Element data from apps and pages
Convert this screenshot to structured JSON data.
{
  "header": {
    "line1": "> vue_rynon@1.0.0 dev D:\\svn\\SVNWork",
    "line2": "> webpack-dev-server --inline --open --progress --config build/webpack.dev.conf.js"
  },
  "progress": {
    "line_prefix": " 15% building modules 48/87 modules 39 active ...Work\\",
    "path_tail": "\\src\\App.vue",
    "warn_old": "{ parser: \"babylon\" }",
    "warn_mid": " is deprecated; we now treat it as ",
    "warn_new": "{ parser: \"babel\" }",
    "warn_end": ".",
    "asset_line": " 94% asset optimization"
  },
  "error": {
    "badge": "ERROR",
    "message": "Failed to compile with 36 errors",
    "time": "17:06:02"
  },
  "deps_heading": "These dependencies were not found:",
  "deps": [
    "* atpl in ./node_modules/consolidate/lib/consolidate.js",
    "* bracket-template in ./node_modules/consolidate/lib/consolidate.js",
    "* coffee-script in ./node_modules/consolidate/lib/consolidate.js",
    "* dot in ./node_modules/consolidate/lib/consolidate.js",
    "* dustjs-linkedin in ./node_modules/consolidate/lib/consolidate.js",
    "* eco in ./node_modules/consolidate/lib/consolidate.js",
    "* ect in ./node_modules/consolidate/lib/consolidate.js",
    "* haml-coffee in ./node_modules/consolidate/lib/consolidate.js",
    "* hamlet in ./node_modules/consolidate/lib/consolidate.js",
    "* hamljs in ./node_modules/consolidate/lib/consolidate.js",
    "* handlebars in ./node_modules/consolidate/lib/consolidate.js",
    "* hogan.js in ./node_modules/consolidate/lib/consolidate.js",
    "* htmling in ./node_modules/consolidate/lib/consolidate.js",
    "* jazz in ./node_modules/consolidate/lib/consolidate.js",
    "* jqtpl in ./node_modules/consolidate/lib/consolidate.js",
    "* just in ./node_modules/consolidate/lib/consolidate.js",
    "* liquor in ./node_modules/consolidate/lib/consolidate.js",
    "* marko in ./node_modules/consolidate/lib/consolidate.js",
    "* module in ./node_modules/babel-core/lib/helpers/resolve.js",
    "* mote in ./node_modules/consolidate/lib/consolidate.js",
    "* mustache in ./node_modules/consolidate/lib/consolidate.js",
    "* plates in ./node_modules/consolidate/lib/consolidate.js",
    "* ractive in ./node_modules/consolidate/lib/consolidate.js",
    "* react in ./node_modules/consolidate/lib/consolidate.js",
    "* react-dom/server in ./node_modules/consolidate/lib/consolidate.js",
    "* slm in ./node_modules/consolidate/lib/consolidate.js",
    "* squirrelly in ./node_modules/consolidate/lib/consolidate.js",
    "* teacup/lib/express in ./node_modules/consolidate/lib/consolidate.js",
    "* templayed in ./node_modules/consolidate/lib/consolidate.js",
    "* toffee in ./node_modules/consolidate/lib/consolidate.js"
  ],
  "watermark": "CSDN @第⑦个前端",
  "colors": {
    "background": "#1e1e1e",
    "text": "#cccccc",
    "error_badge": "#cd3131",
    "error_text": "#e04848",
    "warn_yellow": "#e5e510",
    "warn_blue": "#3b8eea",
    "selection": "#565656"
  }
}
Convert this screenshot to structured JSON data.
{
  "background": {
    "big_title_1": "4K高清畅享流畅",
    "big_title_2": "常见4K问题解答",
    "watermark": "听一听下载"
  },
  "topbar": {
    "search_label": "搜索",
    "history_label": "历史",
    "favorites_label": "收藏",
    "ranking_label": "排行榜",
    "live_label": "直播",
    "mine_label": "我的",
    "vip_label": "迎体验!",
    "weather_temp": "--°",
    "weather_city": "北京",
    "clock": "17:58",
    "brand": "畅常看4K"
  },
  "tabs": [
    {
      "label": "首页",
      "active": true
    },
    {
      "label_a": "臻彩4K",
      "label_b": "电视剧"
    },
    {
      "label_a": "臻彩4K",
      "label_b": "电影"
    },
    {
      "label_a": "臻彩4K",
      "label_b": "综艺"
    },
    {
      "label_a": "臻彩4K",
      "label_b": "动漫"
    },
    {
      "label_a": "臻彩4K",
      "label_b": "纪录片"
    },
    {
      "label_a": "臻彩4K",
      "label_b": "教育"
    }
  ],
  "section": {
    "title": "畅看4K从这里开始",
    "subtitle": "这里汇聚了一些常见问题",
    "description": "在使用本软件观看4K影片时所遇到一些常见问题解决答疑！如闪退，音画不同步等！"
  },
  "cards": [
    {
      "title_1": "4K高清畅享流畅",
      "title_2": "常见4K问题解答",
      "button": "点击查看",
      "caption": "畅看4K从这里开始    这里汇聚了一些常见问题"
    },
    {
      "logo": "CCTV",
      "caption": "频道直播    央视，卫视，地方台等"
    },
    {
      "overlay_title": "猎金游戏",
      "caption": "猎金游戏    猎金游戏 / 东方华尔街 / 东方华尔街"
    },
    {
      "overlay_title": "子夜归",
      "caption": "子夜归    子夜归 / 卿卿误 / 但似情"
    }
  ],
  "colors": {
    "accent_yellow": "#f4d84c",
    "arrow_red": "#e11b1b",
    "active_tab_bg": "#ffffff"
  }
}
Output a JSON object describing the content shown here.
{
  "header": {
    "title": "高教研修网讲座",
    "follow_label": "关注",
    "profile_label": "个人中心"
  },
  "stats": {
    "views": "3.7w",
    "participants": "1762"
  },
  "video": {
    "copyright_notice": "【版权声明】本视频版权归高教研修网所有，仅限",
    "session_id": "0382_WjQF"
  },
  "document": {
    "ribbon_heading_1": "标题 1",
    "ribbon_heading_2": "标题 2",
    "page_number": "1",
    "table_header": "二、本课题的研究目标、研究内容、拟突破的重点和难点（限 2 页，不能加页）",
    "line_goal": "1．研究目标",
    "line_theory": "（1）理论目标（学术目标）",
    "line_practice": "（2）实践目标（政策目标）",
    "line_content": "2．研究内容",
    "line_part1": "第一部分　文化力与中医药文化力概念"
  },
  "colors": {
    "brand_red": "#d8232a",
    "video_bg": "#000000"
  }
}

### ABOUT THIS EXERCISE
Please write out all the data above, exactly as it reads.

### COMPLETED EXERCISE
Convert this screenshot to structured JSON data.
{
  "header": {
    "line1": "> vue_rynon@1.0.0 dev D:\\svn\\SVNWork",
    "line2": "> webpack-dev-server --inline --open --progress --config build/webpack.dev.conf.js"
  },
  "progress": {
    "line_prefix": " 15% building modules 48/87 modules 39 active ...Work\\",
    "path_tail": "\\src\\App.vue",
    "warn_old": "{ parser: \"babylon\" }",
    "warn_mid": " is deprecated; we now treat it as ",
    "warn_new": "{ parser: \"babel\" }",
    "warn_end": ".",
    "asset_line": " 94% asset optimization"
  },
  "error": {
    "badge": "ERROR",
    "message": "Failed to compile with 36 errors",
    "time": "17:06:02"
  },
  "deps_heading": "These dependencies were not found:",
  "deps": [
    "* atpl in ./node_modules/consolidate/lib/consolidate.js",
    "* bracket-template in ./node_modules/consolidate/lib/consolidate.js",
    "* coffee-script in ./node_modules/consolidate/lib/consolidate.js",
    "* dot in ./node_modules/consolidate/lib/consolidate.js",
    "* dustjs-linkedin in ./node_modules/consolidate/lib/consolidate.js",
    "* eco in ./node_modules/consolidate/lib/consolidate.js",
    "* ect in ./node_modules/consolidate/lib/consolidate.js",
    "* haml-coffee in ./node_modules/consolidate/lib/consolidate.js",
    "* hamlet in ./node_modules/consolidate/lib/consolidate.js",
    "* hamljs in ./node_modules/consolidate/lib/consolidate.js",
    "* handlebars in ./node_modules/consolidate/lib/consolidate.js",
    "* hogan.js in ./node_modules/consolidate/lib/consolidate.js",
    "* htmling in ./node_modules/consolidate/lib/consolidate.js",
    "* jazz in ./node_modules/consolidate/lib/consolidate.js",
    "* jqtpl in ./node_modules/consolidate/lib/consolidate.js",
    "* just in ./node_modules/consolidate/lib/consolidate.js",
    "* liquor in ./node_modules/consolidate/lib/consolidate.js",
    "* marko in ./node_modules/consolidate/lib/consolidate.js",
    "* module in ./node_modules/babel-core/lib/helpers/resolve.js",
    "* mote in ./node_modules/consolidate/lib/consolidate.js",
    "* mustache in ./node_modules/consolidate/lib/consolidate.js",
    "* plates in ./node_modules/consolidate/lib/consolidate.js",
    "* ractive in ./node_modules/consolidate/lib/consolidate.js",
    "* react in ./node_modules/consolidate/lib/consolidate.js",
    "* react-dom/server in ./node_modules/consolidate/lib/consolidate.js",
    "* slm in ./node_modules/consolidate/lib/consolidate.js",
    "* squirrelly in ./node_modules/consolidate/lib/consolidate.js",
    "* teacup/lib/express in ./node_modules/consolidate/lib/consolidate.js",
    "* templayed in ./node_modules/consolidate/lib/consolidate.js",
    "* toffee in ./node_modules/consolidate/lib/consolidate.js"
  ],
  "watermark": "CSDN @第⑦个前端",
  "colors": {
    "background": "#1e1e1e",
    "text": "#cccccc",
    "error_badge": "#cd3131",
    "error_text": "#e04848",
    "warn_yellow": "#e5e510",
    "warn_blue": "#3b8eea",
    "selection": "#565656"
  }
}
Convert this screenshot to structured JSON data.
{
  "background": {
    "big_title_1": "4K高清畅享流畅",
    "big_title_2": "常见4K问题解答",
    "watermark": "听一听下载"
  },
  "topbar": {
    "search_label": "搜索",
    "history_label": "历史",
    "favorites_label": "收藏",
    "ranking_label": "排行榜",
    "live_label": "直播",
    "mine_label": "我的",
    "vip_label": "迎体验!",
    "weather_temp": "--°",
    "weather_city": "北京",
    "clock": "17:58",
    "brand": "畅常看4K"
  },
  "tabs": [
    {
      "label": "首页",
      "active": true
    },
    {
      "label_a": "臻彩4K",
      "label_b": "电视剧"
    },
    {
      "label_a": "臻彩4K",
      "label_b": "电影"
    },
    {
      "label_a": "臻彩4K",
      "label_b": "综艺"
    },
    {
      "label_a": "臻彩4K",
      "label_b": "动漫"
    },
    {
      "label_a": "臻彩4K",
      "label_b": "纪录片"
    },
    {
      "label_a": "臻彩4K",
      "label_b": "教育"
    }
  ],
  "section": {
    "title": "畅看4K从这里开始",
    "subtitle": "这里汇聚了一些常见问题",
    "description": "在使用本软件观看4K影片时所遇到一些常见问题解决答疑！如闪退，音画不同步等！"
  },
  "cards": [
    {
      "title_1": "4K高清畅享流畅",
      "title_2": "常见4K问题解答",
      "button": "点击查看",
      "caption": "畅看4K从这里开始    这里汇聚了一些常见问题"
    },
    {
      "logo": "CCTV",
      "caption": "频道直播    央视，卫视，地方台等"
    },
    {
      "overlay_title": "猎金游戏",
      "caption": "猎金游戏    猎金游戏 / 东方华尔街 / 东方华尔街"
    },
    {
      "overlay_title": "子夜归",
      "caption": "子夜归    子夜归 / 卿卿误 / 但似情"
    }
  ],
  "colors": {
    "accent_yellow": "#f4d84c",
    "arrow_red": "#e11b1b",
    "active_tab_bg": "#ffffff"
  }
}
Output a JSON object describing the content shown here.
{
  "header": {
    "title": "高教研修网讲座",
    "follow_label": "关注",
    "profile_label": "个人中心"
  },
  "stats": {
    "views": "3.7w",
    "participants": "1762"
  },
  "video": {
    "copyright_notice": "【版权声明】本视频版权归高教研修网所有，仅限",
    "session_id": "0382_WjQF"
  },
  "document": {
    "ribbon_heading_1": "标题 1",
    "ribbon_heading_2": "标题 2",
    "page_number": "1",
    "table_header": "二、本课题的研究目标、研究内容、拟突破的重点和难点（限 2 页，不能加页）",
    "line_goal": "1．研究目标",
    "line_theory": "（1）理论目标（学术目标）",
    "line_practice": "（2）实践目标（政策目标）",
    "line_content": "2．研究内容",
    "line_part1": "第一部分　文化力与中医药文化力概念"
  },
  "colors": {
    "brand_red": "#d8232a",
    "video_bg": "#000000"
  }
}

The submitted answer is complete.